Primary schools across Barnsley could face uncertainty over the future of their school meals service, a union has claimed, under a move which they believe could also put the jobs of 220 catering staff at risk.
Public sector union Unison say 44 primary schools could be left needing to find a new meals provider from the September term.
Barnsley Council say they are in confidential talks with trade unions over the future of primary school meals but insist none would be losing their ability to provide meals for pupils at lunchtimes, with “a number of options” being considered.
They say the union’s decision to publicise the dialogue will cause “undue stress” among council staff and Unison members.
Unison say they expect a report to go to the council’s ruling Cabinet in May, allowing councillors to vote on proposals to change the system.
That has been sparked, the union claims, by five of the 48 schools the council currently provides means for opting out of the service in favour of using the private sector.
The union claim a report which could go to the Cabinet recommends the council school meals service is scrapped because with reduced numbers of schools using it, the scheme would not make a profit.
According to the union, market analysts have suggested investing £80,000 to make the operation competitive. Unison say that could safeguard the future of jobs for the 220 staff involved, as well as ensuring continuity of the service for around 8,000 pupils who are served the meals they prepare.
UNISON Regional Organiser Robin Symonds said: “Cooking school meals should not be about making a profit, it should be about giving children in Barnsley the best start in life, and the plan has all the ingredients to be a disaster. This is a public service, not a business.
“Sadly Barnsley council seems to have lost sight of that and if councillors scrap the schools meals service it will be a dereliction of duty. They will be turning their backs on thousands of children with over 40 schools scrambling around to find a replacement service with very little notice.
“We know from experience that if schools are forced to turn to the private sector then it will be school meals served on the cheap as every last penny of profit is squeezed out of the service by buying the cheapest ingredients and cooking the cheapest dinners.
“It will be our members who suffer too as wages and pension contributions could be cut and jobs may be lost. We believe that over £200,000 could be sucked out of the local economy through pay cuts and local providers not being used to buy ingredients.”
Coun Hannah Kitching, a Lib Dem who represents Penistone West ward, said she was unaware of the development but said: “The question is whether the council runs a school meals service to make a profit, or to ensure all pupils get a hot meal.
“Getting a hot meal at lunchtime is really important, especially for those from deprived backgrounds.
“I hope the council has done rigorous consultation with every school affected.”
A Barnsley Council spokesperson said: “We’re currently in confidential discussions with the trade unions as part of an agreed process we use to look at different ways of delivering our services.

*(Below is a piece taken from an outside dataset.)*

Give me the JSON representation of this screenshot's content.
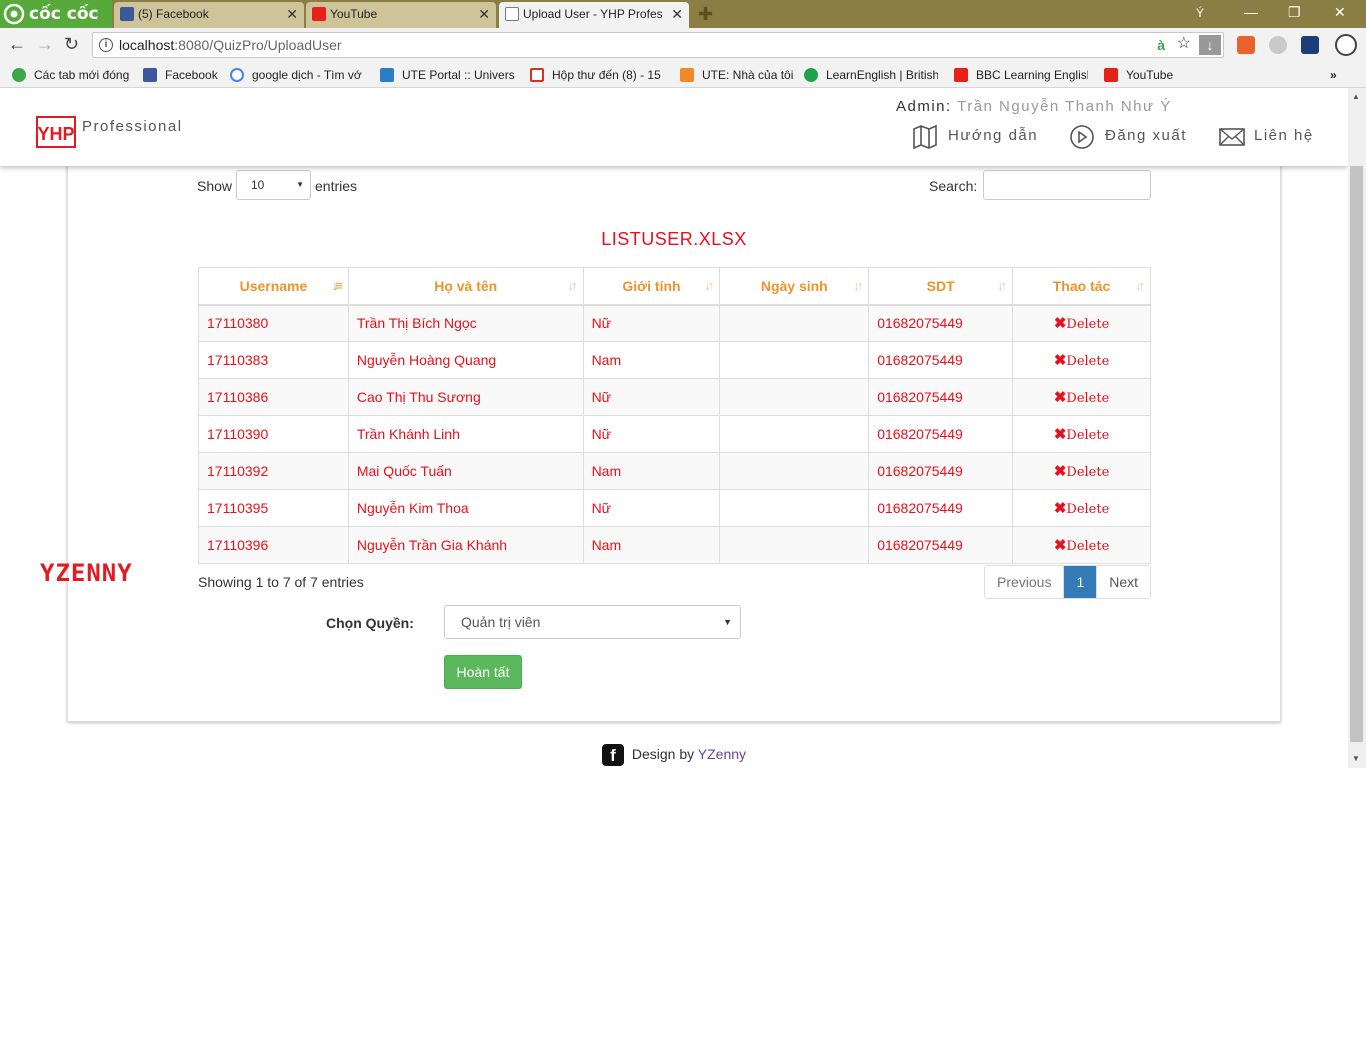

“At this point in time, a number of options are being discussed and we’re gathering feedback from the trade unions.
“Schools will not be losing their school meal provision. We want to be clear that there’s still discussion and debate to happen around who provides this provision in the future and no decisions have been taken.
“It’s worrying that Unison has decided to break this confidentiality and cause undue stress to our staff and their members. This is something we’re looking into.”